Keenlyside’s integrity – both as artist and ‘character’ – was palpable from the opening of the first song, bespeaking gentleness and hope: this was almost a Papageno verloren. There was great drama, in a more or less traditional sense, to be heard, for instance the overspill of bitterness at the close of Auf dem Flusse, but equally revealing were subtle changes in coloration, for instance the use of head voice upon the repetition of ‘Daß ich geweinet hab’?’ in Gefrorne Tränen. Yes, we noticed that the protagonist was weeping, but inwardly. Unheimlich use of head voice would chill, not least on account of its perfect integration – this was no mere ‘effect’ – in Auf dem Flusse too, rendering that subsequent explosion all the more terrifying.
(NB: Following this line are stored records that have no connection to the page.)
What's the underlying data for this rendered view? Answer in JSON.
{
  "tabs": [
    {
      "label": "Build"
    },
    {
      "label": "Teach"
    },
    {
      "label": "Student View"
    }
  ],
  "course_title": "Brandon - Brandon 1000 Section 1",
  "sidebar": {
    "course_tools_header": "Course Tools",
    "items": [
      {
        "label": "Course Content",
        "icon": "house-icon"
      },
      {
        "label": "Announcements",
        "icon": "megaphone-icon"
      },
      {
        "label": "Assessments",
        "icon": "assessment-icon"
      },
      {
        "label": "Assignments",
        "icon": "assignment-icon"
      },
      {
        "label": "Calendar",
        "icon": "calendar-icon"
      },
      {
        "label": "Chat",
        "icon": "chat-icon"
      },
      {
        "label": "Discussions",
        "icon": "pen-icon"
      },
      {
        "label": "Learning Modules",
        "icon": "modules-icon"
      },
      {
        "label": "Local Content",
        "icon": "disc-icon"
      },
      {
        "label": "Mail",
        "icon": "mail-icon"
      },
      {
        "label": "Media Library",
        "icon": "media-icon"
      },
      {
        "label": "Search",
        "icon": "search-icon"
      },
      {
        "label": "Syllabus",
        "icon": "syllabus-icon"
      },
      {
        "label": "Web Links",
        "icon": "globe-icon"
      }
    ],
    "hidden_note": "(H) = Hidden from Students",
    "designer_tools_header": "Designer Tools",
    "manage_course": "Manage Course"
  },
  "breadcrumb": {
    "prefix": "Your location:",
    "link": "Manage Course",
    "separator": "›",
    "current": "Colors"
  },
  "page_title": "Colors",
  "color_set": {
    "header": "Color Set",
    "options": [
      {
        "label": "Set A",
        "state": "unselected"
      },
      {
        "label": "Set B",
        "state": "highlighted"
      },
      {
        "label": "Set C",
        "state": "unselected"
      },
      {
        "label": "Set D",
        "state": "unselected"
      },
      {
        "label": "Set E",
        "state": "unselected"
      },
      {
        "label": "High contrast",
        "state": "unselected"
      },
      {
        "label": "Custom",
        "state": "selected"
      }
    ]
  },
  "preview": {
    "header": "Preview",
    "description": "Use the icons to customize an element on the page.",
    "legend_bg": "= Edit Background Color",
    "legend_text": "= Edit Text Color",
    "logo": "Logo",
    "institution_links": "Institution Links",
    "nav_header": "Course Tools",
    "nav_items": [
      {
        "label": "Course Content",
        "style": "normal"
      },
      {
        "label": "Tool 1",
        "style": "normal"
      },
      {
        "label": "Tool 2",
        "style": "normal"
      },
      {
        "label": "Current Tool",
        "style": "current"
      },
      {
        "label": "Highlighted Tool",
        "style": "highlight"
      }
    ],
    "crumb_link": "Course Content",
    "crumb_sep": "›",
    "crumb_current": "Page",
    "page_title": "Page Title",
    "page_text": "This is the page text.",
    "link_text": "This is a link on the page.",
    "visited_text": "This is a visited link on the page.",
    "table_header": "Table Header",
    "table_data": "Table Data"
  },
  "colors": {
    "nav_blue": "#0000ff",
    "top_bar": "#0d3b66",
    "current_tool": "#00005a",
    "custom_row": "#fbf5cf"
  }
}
Wasserflut, immediately beforehand, had prepared the way: ardent, but not beautiful, Keenlyside brave enough sparingly to employ ugliness where necessary. And so, when two maiden eyes glowed in Rückblick, we fully experienced the psychosis of recollection, leading inexorably to a sickened tiredness in Rast, its weariness almost Parsifalian. (The Prelude to Act III came to mind.) In that context, the youthful ardour one still could hear in Frühlingstraum brought a tear to my eye, though of course one knew that it was too late, as the painful, hallucinogenic beauty and concluding anger (‘Grabe’) of Die Krähe would make clear. By the time we reached Im Dorfe, there was a terrible sense of desperately trying to keep everything together, the insistence on order both necessary and fooling no one. Der Wegweiser was sung with the desperate dignity of a Wozzeck, who returned definitively, frozen, in Der Leiermann.
Whether the Grosse Festspielhaus is the most appropriate venue for such a recital is open to question; the Mozarteum has a relatively intimate hall in which song recitals generally take place. Still, one can appreciate that audience demand might have played a role in the decision. What a pity, then, that so much of the audience proved incapable of remaining quiet, or in at least two cases, in their seats. Coughing was at a level that would have irritated or worse even at the height of the influenza season. The woman sitting in front of me seemed unable to keep her hands off her male companion. There was a dreadful whistling noise throughout much of the final stanza of Gute Nacht. And, to top it all, a mobile telephone from the row behind me rang at the end of Die Nebensonnen: heartbreaking preparation in the worst sense for Der Leiermann. Given such appalling behaviour, it is a tribute to the artists that the performance affected me as it did. Yes, there were occasional slips, but so what? I felt numb as after a fine performance of Tristan or Mahler’s Sixth Symphony, unable and unwilling to talk.